Welfare and well-being: Social value in public policy, by Bill Jordan

Policy Press, 2008, iv + 283 pp, hbk, 1 84742 081 7, £65, pbk, 1 84742 080 0, £22.50

This is a polemic, and a most effective one. The first part of its thesis (explored in part I) is that the economic model of rational individuals choosing how to satisfy their private desires now controls what we mean by ‘welfare’ and the means whereby we provide it, but that this is no way to provide for well-being. Sociological research has shown that as income rises, self-assessed well-being rises and then plateaus. Maximising economic rewards can be a stressful business, and we don’t always choose options in the marketplace which actually increase well-being – so, as Jordan suggests, ‘the paradox of the present situation, in the affluent Anglophone countries, is that the economic model is both dominant (as a basis for public policy, and within the social sciences) and fragile in the tenability of its fundamental assumptions’ (p.5).

The second element of the thesis (explored in part II) is that there is another way: a way based on ‘social value’. Our well-being in fact depends on the quality of relationships and on the culture of the collective in which we live – and this well-being is itself social: it is the well-being of populations. The problem is that the culture of our society is significantly informed by the economic model, so we become ‘cultural dopes’, unable to escape from this model.

Jordan employs the term ‘welfare’ for the individual’s utility maximisation, and thus, in terms of the economic model, ‘well-being’ is a quality of societies. The former is easier both to conceptualise and to operationalise. Contracts between individuals or between individuals and institutions have consequences which we can fairly easily analyse. A culture of well-being is rather more difficult both to measure and to foster. Thus part III of the book asks whether the economic model of welfare might generate a culture which enhances social value, thus reconciling welfare and well-being. Jordan discussions a Citizen’s Income (here called a Basic Income) and suggests that, whilst a Citizen’s Income in itself would not necessarily create a socially-understood well-being, it could complement the other complex social processes which might do so. ‘The conflicts between the priorities of maximising the basic income and sustaining the practices and cultures conducive for well-being would be the new stuff of democratic politics’ (p.243).

A Citizen’s Income is, after all, rooted in liberal individualism, so it is no surprise that in itself it cannot create social well-being.
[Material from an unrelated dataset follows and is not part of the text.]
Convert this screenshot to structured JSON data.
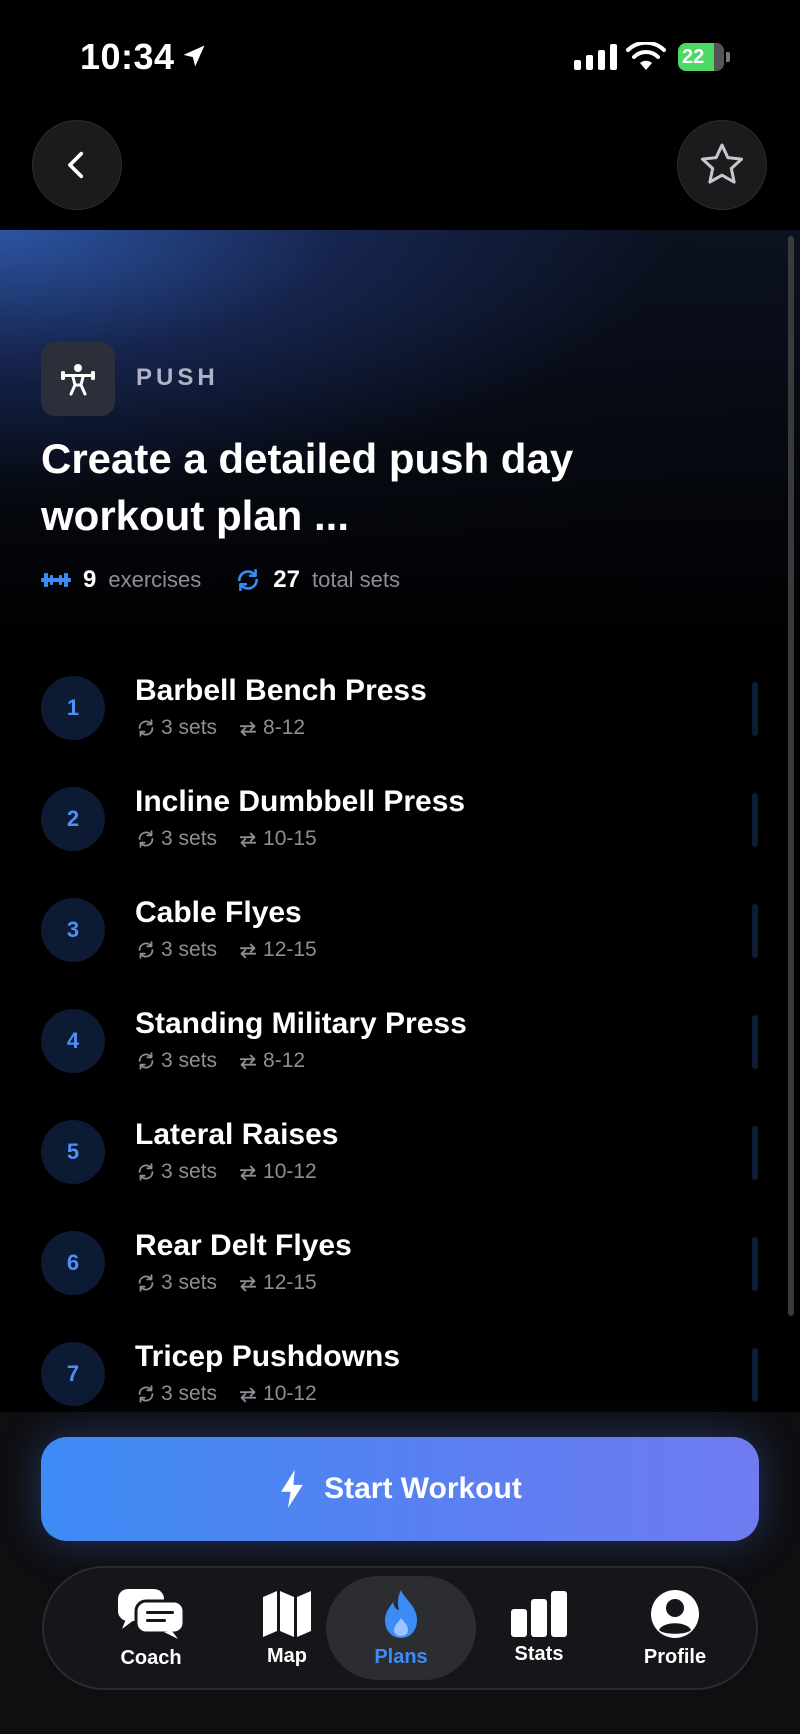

What we now need from Bill Jordan is a detailed examination of the institutional changes which might create social well-being. He is particularly interested in the ways in which we care for children and for the elderly, so a study of how a Citizen’s Income might cohere with a package of policy changes aimed at improving the social well-being of children and elderly people would be most informative. If he finds that the necessary changeswould be promoted by a Citizen’s Income then, because a Citizen’s Income is rooted in liberal individualism and would enhance individual choice, and because it is also a feasible reform (Jordan doesn’t discuss feasibility in this book), then a Citizen’s Income would fit his criteria for reform which would employ the economic model in order to enhance social value.

In the end it comes down to what we do with our lives. ‘Many people remain loyal to non-welfarist communal activities such as crafts, sports, musical styles or outdoor pursuits, but they are induced to see these as ‘lifestyle choices’ rather than essential aspects of well-being’ (p.250). Would a Citizen’s Income increase our involvement in such culture-building? We need to know.